RockChip Video Player (RK Player)
Asus released a new beta of TinkerOS on their website yesterday. One interesting addition is the initial release of a dedicated video player, RK Player. What makes RK Player interesting? Simply, the video app uses the hardware acceleration features found on the Tinker Board to play video encoded using H.264 and H.265.
With the new release of TinkerOS, Asus’s website has prepared a brief support guide to the RK Player. It’s pretty important you read the guide, as you may initially think RK Player hasn’t been installed on the system. This is because the binary file, player, is not stored in a directory listed in the shell’s PATH. It’s not been added to the menu system. Instead it’s’s buried in the filesystem at /usr/lib/arm-linux-gnueabihf/qt5/examples/multimediawidgets/player/. The guide recommends copying the file to a more convenient location. Alternatively, add the directory to the PATH. I’ll be kind about the unprofessional guide (blurry screenshots, broken English – seriously from Asus?) – clearly Asus is keen on releasing the player at the earliest opportunity so the community can test it out. Let’s take a look at RK Player in action.
RK Player is built using Qt5, a full development framework with tools designed to streamline the creation of applications and user interfaces. As this is the first release of the RK Player, I’m expecting basic features only and bugs. Curiously ./player -v outputs the version information: 5.7.1.
Below is a screenshot of RK Player in action. The player offers basic functionality with playback buttons, a volume slider with mute, a full screen option, and a button which switches from EGL to DRM. The guide recommends you select DRM for best performance. The interface appears to allow you to open multiple videos, which are listed in the right hand pane, although this functionality doesn’t actually work properly. No matter. The interface is minimalist, but so what? This is the initial release.
What’s important in this first release is primarily the quality of playback of H264 and H265 encoded videos, and the system load.
Sample demo clips from H264info.com are conveniently to hand, so I test with them.

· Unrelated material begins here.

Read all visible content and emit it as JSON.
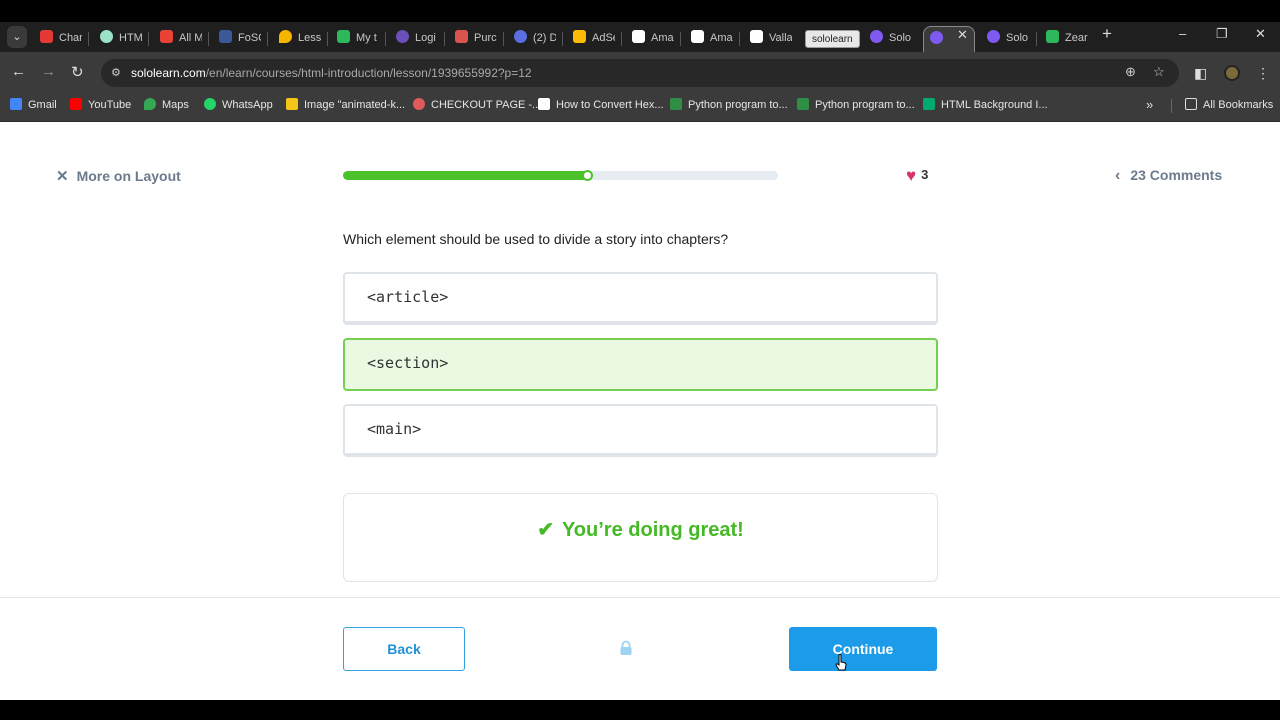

The clips are all encoded using H.264 mostly at a 1920×816 resolution, although the Gravity trailer is encoded at 2048×858. Audio is played back over Bluetooth to a Cambridge Audio Minx GO.
It’s good to report that most of the video clips played back well. Playback was definitely not perfect, particularly in full screen mode. There was some tearing evident in full screen mode, but the Tinker Board kept up with playback with no stuttering. A few of the clips suffered corruption in full screen mode; selecting the DRM mode made no visible difference. The Serenity 720p ‘On HD DVD’ Trailer suffered from a horribly distorted image. But overall, playback of most clips was good, particularly for an initial release which is clearly alpha quality.
This is the system load when playing back the Gravity trailer. Pretty impressive results.
The video player can only play H.264 and H.265 videos, so don’t bother experimenting with videos encoded with other compression standards. Please share your experiences with the video player.
For more information about the Asus Tinker Board, read our two page review.